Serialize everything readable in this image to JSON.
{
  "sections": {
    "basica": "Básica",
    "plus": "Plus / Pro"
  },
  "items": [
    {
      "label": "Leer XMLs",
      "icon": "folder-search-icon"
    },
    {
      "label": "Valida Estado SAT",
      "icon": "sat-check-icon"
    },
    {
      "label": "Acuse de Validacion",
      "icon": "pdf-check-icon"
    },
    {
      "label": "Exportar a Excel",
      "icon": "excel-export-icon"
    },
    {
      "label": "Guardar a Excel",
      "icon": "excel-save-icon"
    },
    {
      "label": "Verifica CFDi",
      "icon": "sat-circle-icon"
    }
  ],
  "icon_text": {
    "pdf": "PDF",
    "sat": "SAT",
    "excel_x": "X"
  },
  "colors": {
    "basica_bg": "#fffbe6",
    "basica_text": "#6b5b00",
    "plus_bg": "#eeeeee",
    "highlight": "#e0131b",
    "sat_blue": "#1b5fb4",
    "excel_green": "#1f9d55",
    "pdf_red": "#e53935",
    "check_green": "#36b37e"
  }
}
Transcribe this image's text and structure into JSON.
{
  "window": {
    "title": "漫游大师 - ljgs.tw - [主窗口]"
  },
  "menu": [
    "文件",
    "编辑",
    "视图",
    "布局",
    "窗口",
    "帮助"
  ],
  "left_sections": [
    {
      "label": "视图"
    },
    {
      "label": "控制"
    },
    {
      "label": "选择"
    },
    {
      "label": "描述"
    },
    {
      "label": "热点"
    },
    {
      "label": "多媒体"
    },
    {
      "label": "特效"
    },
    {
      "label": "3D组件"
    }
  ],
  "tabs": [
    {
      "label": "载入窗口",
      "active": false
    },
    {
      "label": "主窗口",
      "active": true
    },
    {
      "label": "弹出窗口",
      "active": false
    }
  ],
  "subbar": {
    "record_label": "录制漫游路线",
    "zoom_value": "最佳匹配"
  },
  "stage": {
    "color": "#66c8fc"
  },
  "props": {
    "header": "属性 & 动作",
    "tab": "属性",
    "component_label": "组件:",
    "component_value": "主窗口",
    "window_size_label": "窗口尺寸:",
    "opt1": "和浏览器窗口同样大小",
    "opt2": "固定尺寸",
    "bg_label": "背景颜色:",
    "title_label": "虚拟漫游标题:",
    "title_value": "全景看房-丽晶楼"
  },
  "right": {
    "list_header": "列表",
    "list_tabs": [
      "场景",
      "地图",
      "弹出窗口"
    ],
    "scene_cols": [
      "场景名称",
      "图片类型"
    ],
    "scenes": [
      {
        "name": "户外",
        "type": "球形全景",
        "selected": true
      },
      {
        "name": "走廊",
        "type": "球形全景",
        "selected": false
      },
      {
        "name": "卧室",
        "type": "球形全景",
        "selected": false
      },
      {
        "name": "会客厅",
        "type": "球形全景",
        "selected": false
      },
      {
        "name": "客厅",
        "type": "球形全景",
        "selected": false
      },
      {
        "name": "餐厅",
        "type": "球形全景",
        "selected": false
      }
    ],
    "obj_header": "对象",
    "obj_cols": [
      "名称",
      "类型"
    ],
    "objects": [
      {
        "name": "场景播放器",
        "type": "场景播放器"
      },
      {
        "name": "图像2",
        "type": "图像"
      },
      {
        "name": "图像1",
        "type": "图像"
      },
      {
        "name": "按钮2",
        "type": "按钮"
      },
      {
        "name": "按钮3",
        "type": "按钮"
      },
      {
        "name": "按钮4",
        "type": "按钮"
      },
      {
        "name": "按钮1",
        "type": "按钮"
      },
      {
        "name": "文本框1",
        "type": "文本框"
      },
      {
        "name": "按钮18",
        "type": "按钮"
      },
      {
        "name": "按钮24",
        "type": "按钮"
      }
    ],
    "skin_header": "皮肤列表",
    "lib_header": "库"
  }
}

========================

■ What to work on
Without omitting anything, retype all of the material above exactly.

■ Response box
Serialize everything readable in this image to JSON.
{
  "sections": {
    "basica": "Básica",
    "plus": "Plus / Pro"
  },
  "items": [
    {
      "label": "Leer XMLs",
      "icon": "folder-search-icon"
    },
    {
      "label": "Valida Estado SAT",
      "icon": "sat-check-icon"
    },
    {
      "label": "Acuse de Validacion",
      "icon": "pdf-check-icon"
    },
    {
      "label": "Exportar a Excel",
      "icon": "excel-export-icon"
    },
    {
      "label": "Guardar a Excel",
      "icon": "excel-save-icon"
    },
    {
      "label": "Verifica CFDi",
      "icon": "sat-circle-icon"
    }
  ],
  "icon_text": {
    "pdf": "PDF",
    "sat": "SAT",
    "excel_x": "X"
  },
  "colors": {
    "basica_bg": "#fffbe6",
    "basica_text": "#6b5b00",
    "plus_bg": "#eeeeee",
    "highlight": "#e0131b",
    "sat_blue": "#1b5fb4",
    "excel_green": "#1f9d55",
    "pdf_red": "#e53935",
    "check_green": "#36b37e"
  }
}
Transcribe this image's text and structure into JSON.
{
  "window": {
    "title": "漫游大师 - ljgs.tw - [主窗口]"
  },
  "menu": [
    "文件",
    "编辑",
    "视图",
    "布局",
    "窗口",
    "帮助"
  ],
  "left_sections": [
    {
      "label": "视图"
    },
    {
      "label": "控制"
    },
    {
      "label": "选择"
    },
    {
      "label": "描述"
    },
    {
      "label": "热点"
    },
    {
      "label": "多媒体"
    },
    {
      "label": "特效"
    },
    {
      "label": "3D组件"
    }
  ],
  "tabs": [
    {
      "label": "载入窗口",
      "active": false
    },
    {
      "label": "主窗口",
      "active": true
    },
    {
      "label": "弹出窗口",
      "active": false
    }
  ],
  "subbar": {
    "record_label": "录制漫游路线",
    "zoom_value": "最佳匹配"
  },
  "stage": {
    "color": "#66c8fc"
  },
  "props": {
    "header": "属性 & 动作",
    "tab": "属性",
    "component_label": "组件:",
    "component_value": "主窗口",
    "window_size_label": "窗口尺寸:",
    "opt1": "和浏览器窗口同样大小",
    "opt2": "固定尺寸",
    "bg_label": "背景颜色:",
    "title_label": "虚拟漫游标题:",
    "title_value": "全景看房-丽晶楼"
  },
  "right": {
    "list_header": "列表",
    "list_tabs": [
      "场景",
      "地图",
      "弹出窗口"
    ],
    "scene_cols": [
      "场景名称",
      "图片类型"
    ],
    "scenes": [
      {
        "name": "户外",
        "type": "球形全景",
        "selected": true
      },
      {
        "name": "走廊",
        "type": "球形全景",
        "selected": false
      },
      {
        "name": "卧室",
        "type": "球形全景",
        "selected": false
      },
      {
        "name": "会客厅",
        "type": "球形全景",
        "selected": false
      },
      {
        "name": "客厅",
        "type": "球形全景",
        "selected": false
      },
      {
        "name": "餐厅",
        "type": "球形全景",
        "selected": false
      }
    ],
    "obj_header": "对象",
    "obj_cols": [
      "名称",
      "类型"
    ],
    "objects": [
      {
        "name": "场景播放器",
        "type": "场景播放器"
      },
      {
        "name": "图像2",
        "type": "图像"
      },
      {
        "name": "图像1",
        "type": "图像"
      },
      {
        "name": "按钮2",
        "type": "按钮"
      },
      {
        "name": "按钮3",
        "type": "按钮"
      },
      {
        "name": "按钮4",
        "type": "按钮"
      },
      {
        "name": "按钮1",
        "type": "按钮"
      },
      {
        "name": "文本框1",
        "type": "文本框"
      },
      {
        "name": "按钮18",
        "type": "按钮"
      },
      {
        "name": "按钮24",
        "type": "按钮"
      }
    ],
    "skin_header": "皮肤列表",
    "lib_header": "库"
  }
}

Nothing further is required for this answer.